The main complaint of a person with cataracts is blurred vision. In early cataracts, the blurred vision is often described as worse under strong sunlight or when the light is bright or when reading. Glare is another common complaint, especially when driving at night. As the cataract matures, the vision gets more and more blurred and colours appear less strong.
In some early cataracts, vision may be improved slightly with corrective lenses. As the cataract matures, frequent changes of glasses are necessary and at some point, lenses will not help anymore.
Treatment for Cataract
The only treatment available for a cataract that is causing poor vision is to remove it by surgery and place it with an artificial
lens implant made of acrylic or silicone.

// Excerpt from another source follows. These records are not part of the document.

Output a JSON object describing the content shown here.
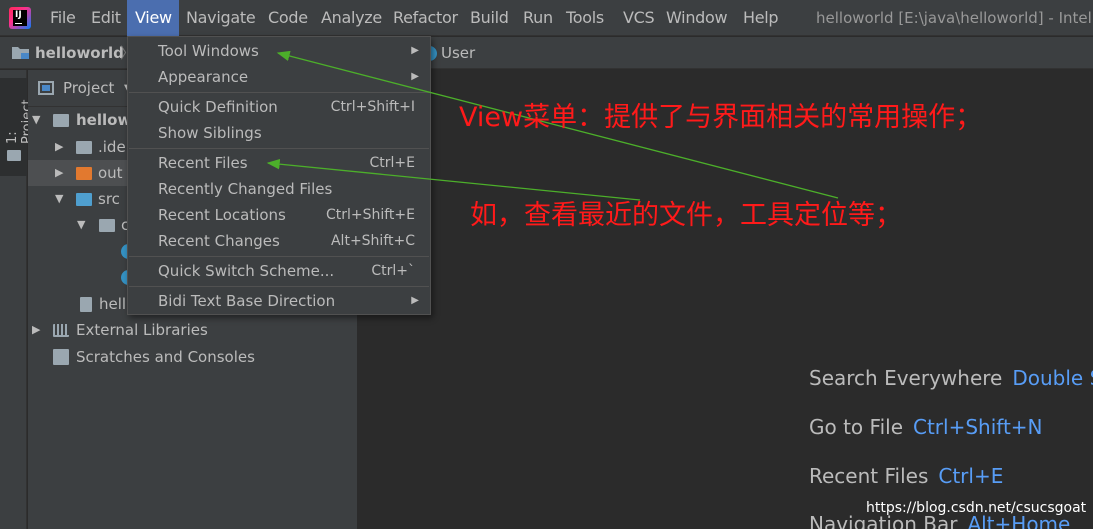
{
  "menubar": {
    "items": [
      "File",
      "Edit",
      "View",
      "Navigate",
      "Code",
      "Analyze",
      "Refactor",
      "Build",
      "Run",
      "Tools",
      "VCS",
      "Window",
      "Help"
    ],
    "active": "View",
    "window_title": "helloworld [E:\\java\\helloworld] - Intelli"
  },
  "navbar": {
    "project": "helloworld",
    "separator": "〉",
    "file": "User"
  },
  "tool_stripe": {
    "project_tab": "1: Project"
  },
  "project_panel": {
    "title": "Project",
    "dropdown": "▼",
    "tree": [
      {
        "label": "hellow",
        "arrow": "▼",
        "icon": "folder-gray",
        "bold": true
      },
      {
        "label": ".ide",
        "arrow": "▶",
        "icon": "folder-gray"
      },
      {
        "label": "out",
        "arrow": "▶",
        "icon": "folder-orange",
        "selected": true
      },
      {
        "label": "src",
        "arrow": "▼",
        "icon": "folder-blue"
      },
      {
        "label": "c",
        "arrow": "▼",
        "icon": "package"
      },
      {
        "label": "",
        "arrow": "",
        "icon": "class-circle"
      },
      {
        "label": "",
        "arrow": "",
        "icon": "class-circle"
      },
      {
        "label": "hell",
        "arrow": "",
        "icon": "file"
      },
      {
        "label": "External Libraries",
        "arrow": "▶",
        "icon": "library"
      },
      {
        "label": "Scratches and Consoles",
        "arrow": "",
        "icon": "scratch"
      }
    ]
  },
  "view_menu": {
    "items": [
      {
        "label": "Tool Windows",
        "shortcut": "",
        "submenu": true
      },
      {
        "label": "Appearance",
        "shortcut": "",
        "submenu": true
      },
      {
        "label": "Quick Definition",
        "shortcut": "Ctrl+Shift+I",
        "submenu": false
      },
      {
        "label": "Show Siblings",
        "shortcut": "",
        "submenu": false
      },
      {
        "label": "Recent Files",
        "shortcut": "Ctrl+E",
        "submenu": false
      },
      {
        "label": "Recently Changed Files",
        "shortcut": "",
        "submenu": false
      },
      {
        "label": "Recent Locations",
        "shortcut": "Ctrl+Shift+E",
        "submenu": false
      },
      {
        "label": "Recent Changes",
        "shortcut": "Alt+Shift+C",
        "submenu": false
      },
      {
        "label": "Quick Switch Scheme...",
        "shortcut": "Ctrl+`",
        "submenu": false
      },
      {
        "label": "Bidi Text Base Direction",
        "shortcut": "",
        "submenu": true
      }
    ]
  },
  "editor_hints": [
    {
      "label": "Search Everywhere",
      "key": "Double Sh"
    },
    {
      "label": "Go to File",
      "key": "Ctrl+Shift+N"
    },
    {
      "label": "Recent Files",
      "key": "Ctrl+E"
    },
    {
      "label": "Navigation Bar",
      "key": "Alt+Home"
    }
  ],
  "annotations": {
    "line1": "View菜单：提供了与界面相关的常用操作；",
    "line2": "如，查看最近的文件，工具定位等；",
    "arrow_color": "#4caf2a",
    "text_color": "#ff1a1a"
  },
  "watermark": "https://blog.csdn.net/csucsgoat",
  "colors": {
    "menubar_bg": "#3c3f41",
    "active_menu": "#4b6eaf",
    "editor_bg": "#2b2b2b",
    "shortcut_blue": "#589df6"
  }
}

There are no eye drops, pills or diets that are of proven value in curing cataracts. Laser too cannot be used to remove cataracts.

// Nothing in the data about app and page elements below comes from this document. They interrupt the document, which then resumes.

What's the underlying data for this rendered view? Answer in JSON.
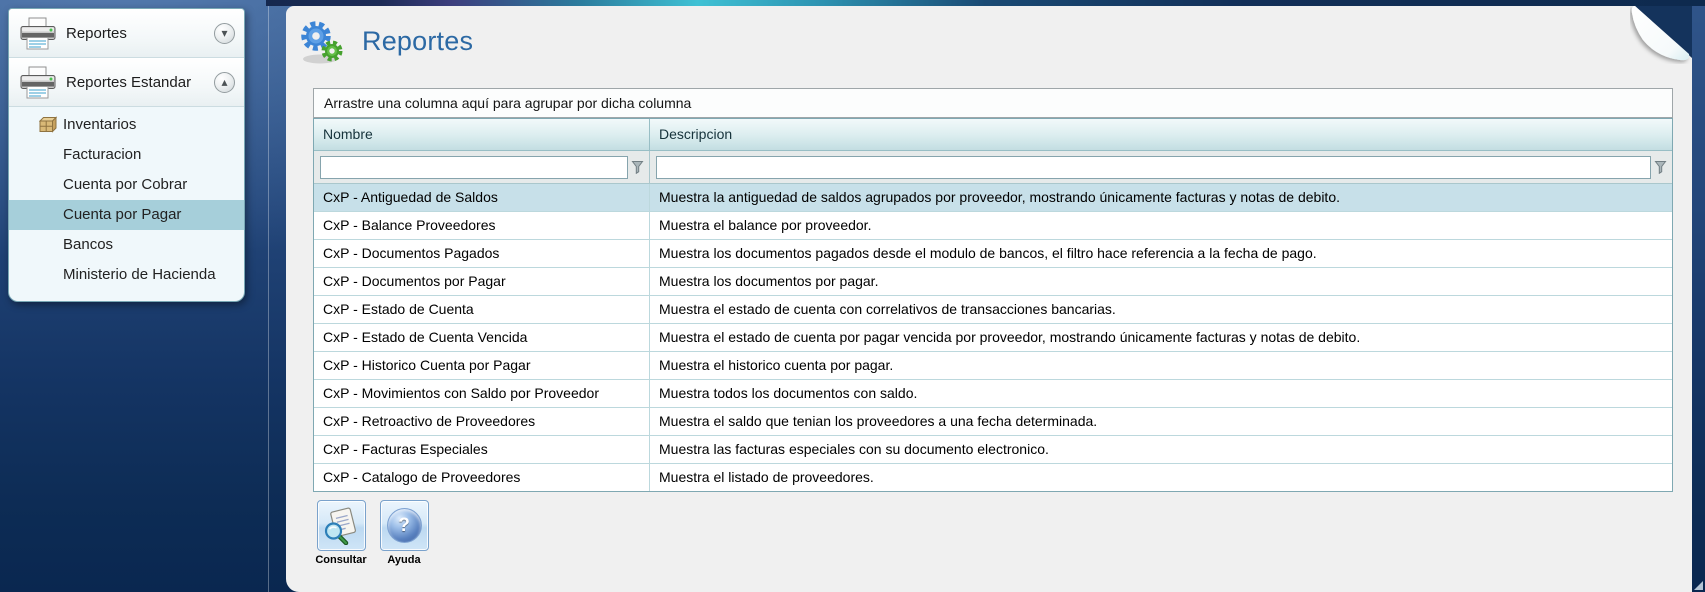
{
  "sidebar": {
    "groups": [
      {
        "label": "Reportes",
        "expander_icon": "arrow-down-circle-icon",
        "expander_glyph": "▾",
        "expanded": false
      },
      {
        "label": "Reportes Estandar",
        "expander_icon": "arrow-up-circle-icon",
        "expander_glyph": "▴",
        "expanded": true
      }
    ],
    "items": [
      {
        "label": "Inventarios",
        "icon": "crate-icon",
        "selected": false
      },
      {
        "label": "Facturacion",
        "selected": false
      },
      {
        "label": "Cuenta por Cobrar",
        "selected": false
      },
      {
        "label": "Cuenta por Pagar",
        "selected": true
      },
      {
        "label": "Bancos",
        "selected": false
      },
      {
        "label": "Ministerio de Hacienda",
        "selected": false
      }
    ]
  },
  "main": {
    "title": "Reportes",
    "title_icon": "gears-icon",
    "group_bar_text": "Arrastre una columna aquí para agrupar por dicha columna",
    "table": {
      "columns": [
        {
          "label": "Nombre"
        },
        {
          "label": "Descripcion"
        }
      ],
      "filters": [
        {
          "value": "",
          "placeholder": "",
          "icon": "filter-funnel-icon"
        },
        {
          "value": "",
          "placeholder": "",
          "icon": "filter-funnel-icon"
        }
      ],
      "rows": [
        {
          "name": "CxP - Antiguedad de Saldos",
          "description": "Muestra la antiguedad de saldos agrupados por proveedor, mostrando únicamente facturas y notas de debito.",
          "selected": true
        },
        {
          "name": "CxP - Balance Proveedores",
          "description": "Muestra el balance por proveedor.",
          "selected": false
        },
        {
          "name": "CxP - Documentos Pagados",
          "description": "Muestra los documentos pagados desde el modulo de bancos, el filtro hace referencia a la fecha de pago.",
          "selected": false
        },
        {
          "name": "CxP - Documentos por Pagar",
          "description": "Muestra los documentos por pagar.",
          "selected": false
        },
        {
          "name": "CxP - Estado de Cuenta",
          "description": "Muestra el estado de cuenta con correlativos de transacciones bancarias.",
          "selected": false
        },
        {
          "name": "CxP - Estado de Cuenta Vencida",
          "description": "Muestra el estado de cuenta por pagar vencida por proveedor, mostrando únicamente facturas y notas de debito.",
          "selected": false
        },
        {
          "name": "CxP - Historico Cuenta por Pagar",
          "description": "Muestra el historico cuenta por pagar.",
          "selected": false
        },
        {
          "name": "CxP - Movimientos con Saldo por Proveedor",
          "description": "Muestra todos los documentos con saldo.",
          "selected": false
        },
        {
          "name": "CxP - Retroactivo de Proveedores",
          "description": "Muestra el saldo que tenian los proveedores a una fecha determinada.",
          "selected": false
        },
        {
          "name": "CxP - Facturas Especiales",
          "description": "Muestra las facturas especiales con su documento electronico.",
          "selected": false
        },
        {
          "name": "CxP - Catalogo de Proveedores",
          "description": "Muestra el listado de proveedores.",
          "selected": false
        }
      ]
    },
    "buttons": [
      {
        "label": "Consultar",
        "icon": "search-document-icon"
      },
      {
        "label": "Ayuda",
        "icon": "help-icon",
        "glyph": "?"
      }
    ]
  },
  "colors": {
    "title_blue": "#2c69a4",
    "selected_nav_item": "#a6cfda",
    "selected_table_row": "#c7e0e9",
    "table_header_teal": "#c3dee2",
    "desktop_navy": "#0d2c55"
  }
}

The good news about cataracts is that good vision can be restored in well over 95 per cent of cases. Most cases of poor vision after cataract surgery are in fact due to eye diseases such as glaucoma and retinal diseases which exist even before surgery.
When to go for Cataract Surgery?

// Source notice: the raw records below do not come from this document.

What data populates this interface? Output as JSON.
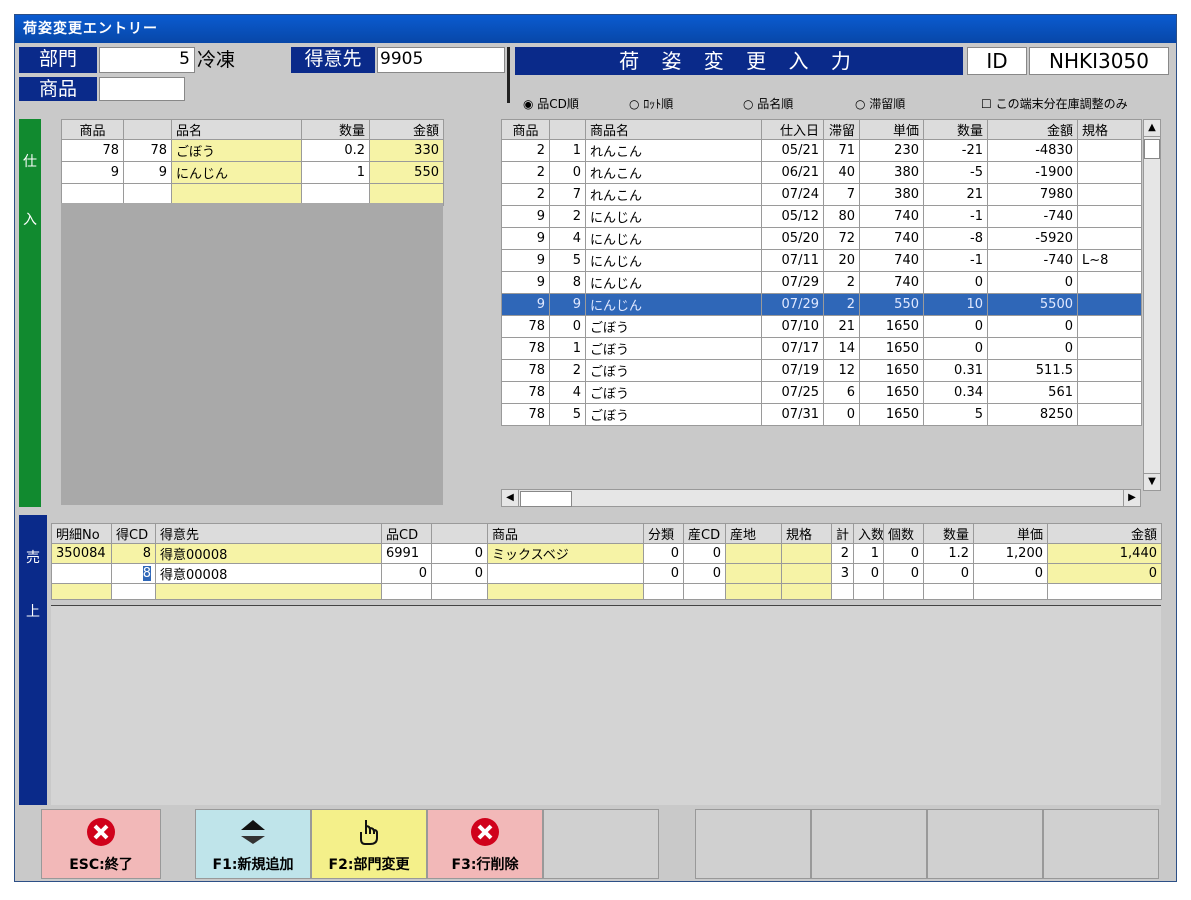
{
  "window": {
    "title": "荷姿変更エントリー"
  },
  "header": {
    "dept_label": "部門",
    "dept_value": "5",
    "dept_name": "冷凍",
    "customer_label": "得意先",
    "customer_value": "9905",
    "product_label": "商品",
    "banner": "荷 姿 変 更 入 力",
    "id_label": "ID",
    "id_value": "NHKI3050"
  },
  "sort_options": {
    "opt1": "品CD順",
    "opt2": "ﾛｯﾄ順",
    "opt3": "品名順",
    "opt4": "滞留順",
    "checkbox": "この端末分在庫調整のみ"
  },
  "purchase": {
    "side_label_1": "仕",
    "side_label_2": "入",
    "headers": [
      "商品",
      "",
      "品名",
      "数量",
      "金額"
    ],
    "rows": [
      [
        "78",
        "78",
        "ごぼう",
        "0.2",
        "330"
      ],
      [
        "9",
        "9",
        "にんじん",
        "1",
        "550"
      ],
      [
        "",
        "",
        "",
        "",
        ""
      ]
    ]
  },
  "stock": {
    "headers": [
      "商品",
      "",
      "商品名",
      "仕入日",
      "滞留",
      "単価",
      "数量",
      "金額",
      "規格"
    ],
    "rows": [
      [
        "2",
        "1",
        "れんこん",
        "05/21",
        "71",
        "230",
        "-21",
        "-4830",
        ""
      ],
      [
        "2",
        "0",
        "れんこん",
        "06/21",
        "40",
        "380",
        "-5",
        "-1900",
        ""
      ],
      [
        "2",
        "7",
        "れんこん",
        "07/24",
        "7",
        "380",
        "21",
        "7980",
        ""
      ],
      [
        "9",
        "2",
        "にんじん",
        "05/12",
        "80",
        "740",
        "-1",
        "-740",
        ""
      ],
      [
        "9",
        "4",
        "にんじん",
        "05/20",
        "72",
        "740",
        "-8",
        "-5920",
        ""
      ],
      [
        "9",
        "5",
        "にんじん",
        "07/11",
        "20",
        "740",
        "-1",
        "-740",
        "L~8"
      ],
      [
        "9",
        "8",
        "にんじん",
        "07/29",
        "2",
        "740",
        "0",
        "0",
        ""
      ],
      [
        "9",
        "9",
        "にんじん",
        "07/29",
        "2",
        "550",
        "10",
        "5500",
        ""
      ],
      [
        "78",
        "0",
        "ごぼう",
        "07/10",
        "21",
        "1650",
        "0",
        "0",
        ""
      ],
      [
        "78",
        "1",
        "ごぼう",
        "07/17",
        "14",
        "1650",
        "0",
        "0",
        ""
      ],
      [
        "78",
        "2",
        "ごぼう",
        "07/19",
        "12",
        "1650",
        "0.31",
        "511.5",
        ""
      ],
      [
        "78",
        "4",
        "ごぼう",
        "07/25",
        "6",
        "1650",
        "0.34",
        "561",
        ""
      ],
      [
        "78",
        "5",
        "ごぼう",
        "07/31",
        "0",
        "1650",
        "5",
        "8250",
        ""
      ]
    ]
  },
  "sales": {
    "side_label_1": "売",
    "side_label_2": "上",
    "headers": [
      "明細No",
      "得CD",
      "得意先",
      "品CD",
      "",
      "商品",
      "分類",
      "産CD",
      "産地",
      "規格",
      "計",
      "入数",
      "個数",
      "数量",
      "単価",
      "金額"
    ],
    "rows": [
      [
        "350084",
        "8",
        "得意00008",
        "6991",
        "0",
        "ミックスベジ",
        "0",
        "0",
        "",
        "",
        "2",
        "1",
        "0",
        "1.2",
        "1,200",
        "1,440"
      ],
      [
        "",
        "8",
        "得意00008",
        "0",
        "0",
        "",
        "0",
        "0",
        "",
        "",
        "3",
        "0",
        "0",
        "0",
        "0",
        "0"
      ],
      [
        "",
        "",
        "",
        "",
        "",
        "",
        "",
        "",
        "",
        "",
        "",
        "",
        "",
        "",
        "",
        ""
      ]
    ]
  },
  "footer": {
    "esc_label": "ESC:終了",
    "f1_label": "F1:新規追加",
    "f2_label": "F2:部門変更",
    "f3_label": "F3:行削除"
  }
}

The time to go for cataract surgery is when the cataract handicaps vision enough to interfere with your normal daily activities. It is not necessary to remove a cataract jus because it is there, unless it is very mature, in which case there is risk of complications such as iritis or glaucoma developing. Vision will of course be very poor.
Some time ago, patients were advised to wait until a cataract became mature or ‘ripe’ before removing it. However, with today’s advances in surgical techniques, safe removal of cataract is possible even at a very early stage.
Usually only one eye (the eye with the worse vision) is operated on first. Once healing is complete in that eye and good vision restored, a decision can be made regarding surgery for the other eye.
Modern Cataract Surgery